I downed 2 immodium before even staring the race, but at 23km I had that horribly urgent thought -
I need a bathroom. NOW.
Naturally, as soon as I finally saw a bathroom, the pain went away, and I hit my pace again. I downed my third immodium and moved on.
At the next drink station, I pulled out my gel.
Nope. It wasn’t going to happen. I was sure that it would be the end of me, my breakfast and my race if I tried to swallow any more. I chucked it aside and hustled to get powerade at the aid station.
Until about 32 or 33km, everything was ok, I was on pace, and apart from an occasional twinge, all was dandy.
However, I knew my wall was coming up, and yet there was no way in hell I could get another gel down. All I could hope for was as much powerade as I could get.
St Kilda Road is a long stretch, and it was a looooong time until I found my drink. By this point I was slowing down dramatically. I was running on empty and I knew it.
I almost got mad at myself, and then remembered all the advice I had going into this – forget about time; just run and enjoy it. I imagined Superwoman urging me on, and I hit the drink station, dumped a cup of water over my head, grabbed some powerade and chugged along.
Around 35km, some poor sod in front of me let one rip in a BIG way. Poor guy, I think he might have sharted (best word ever), and feeling sick, I wasn’t sticking around to find out. I chicked him.
In the high 30s, Mum and Dad were there, cheering me on. It was awesome to see them, knowing that I had run further than I ever had before.
All of a sudden, we were in the botanic gardens. Giving up on my 4 hour goal, I just focused on chugging along, one foot in front of the other. Single digits left, one drink station to the next.
Run your own race, go your own pace.
Then it happened. The terrible choice – run, or follow in the poor sod’s footsteps. I was furious with myself. I looked desperately for a porta-loo, but none in sight.
Instead, I walked for about 200m and concentrated on breathing. A man with the best of intentions encouraged me along – I didn’t have the heart to tell him that if I ran, he did NOT want to be behind me.
I picked it up again, only to have the same thing happen at about 40.3km. I gritted my teeth, had a quick walk, and figured there was a drink station within the next km.
When I first saw the course map, I was shocked that there was a drink station so close to the end.
Holy crap was I glad it was there.
At this point there was no turning back. Somehow, some way, I made it into the MCG.
We had about 300m to run once inside. I thought I had nothing left, but then I saw the clock – 4:08:45. I have no idea why I could push then, but I did. I crossed the line a little after 4:09, and immediately lost the plot. I don’t know what I looked like, but a volunteer grabbed me immediately after I crossed the line. Embarrassingly, she sat me down at the first aid tent, where I was told to sit still and drink slowly.

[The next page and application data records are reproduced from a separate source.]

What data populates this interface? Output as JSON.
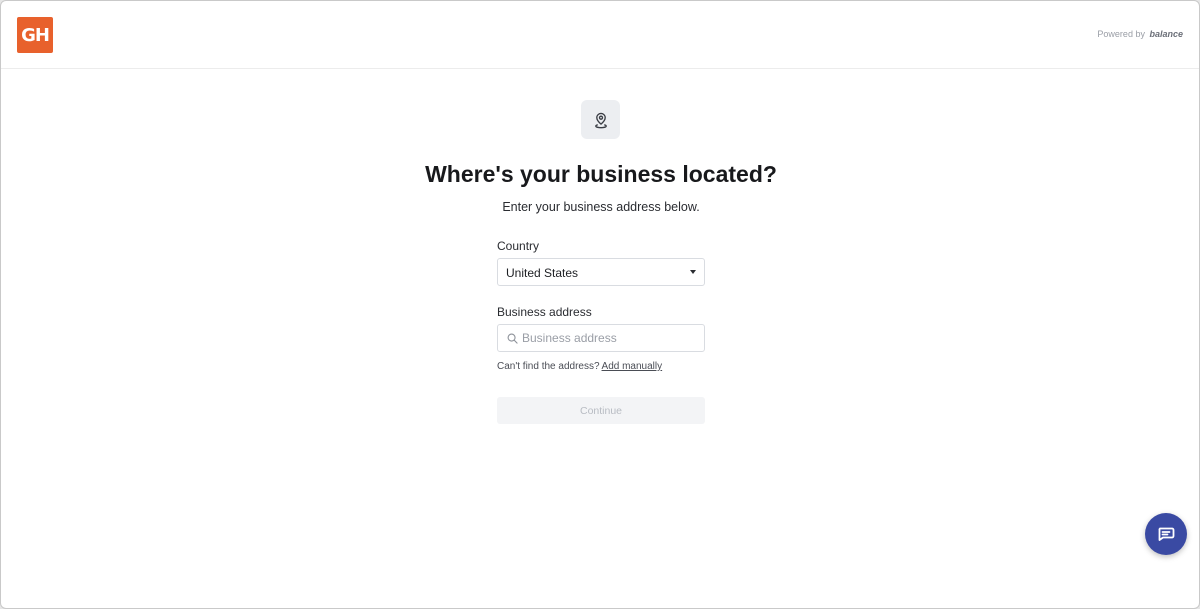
{
  "header": {
    "logo_text": "GH",
    "powered_by": "Powered by",
    "powered_brand": "balance",
    "logo_color": "#e8612c"
  },
  "main": {
    "icon": "location-pin-icon",
    "title": "Where's your business located?",
    "subtitle": "Enter your business address below."
  },
  "form": {
    "country": {
      "label": "Country",
      "selected": "United States"
    },
    "address": {
      "label": "Business address",
      "placeholder": "Business address",
      "value": ""
    },
    "helper_text": "Can't find the address?",
    "add_manually": "Add manually",
    "continue_label": "Continue"
  },
  "chat_widget": {
    "icon": "chat-icon",
    "color": "#3a4aa3"
  }
}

None of that! I tried to get up as soon as I could, only to find my legs wouldn’t work. With no thought other than ‘get out’, I shuffled down the ramp slower than I thought was possible. I cried.
I looked up, and saw Mr The Rake and Chelsea banging on the glass. I waved, and continued shuffling.
I finally got through the medal carriers, the drink stations and the clothes pick-up (which I didn’t use) and found myself outside.
Mum, Dad, Chels and The Rake were nowhere to be found.
I walked toward the expo, found a doorway, sat down, and bawled. I had nothing left. Nothing.
After what seemed like an eternity I stood up, and shuffled directly into Chels and Mr The Rake. I have never been so glad to see anyone in my life! They had phones. I could sit.
Realising I was in bad shape, they offered the world’s best advice:
You’ve just run a marathon! Feel free to shit yourself.
I loved them so much at that point (and no, I did not).
You know what? I finished. I finished a freakin’ marathon.
Anyone up for the Gold Coast half next July? Or the Rozelle 10km in December?
Give me a few weeks - this runnerchick is a runnerchick for life.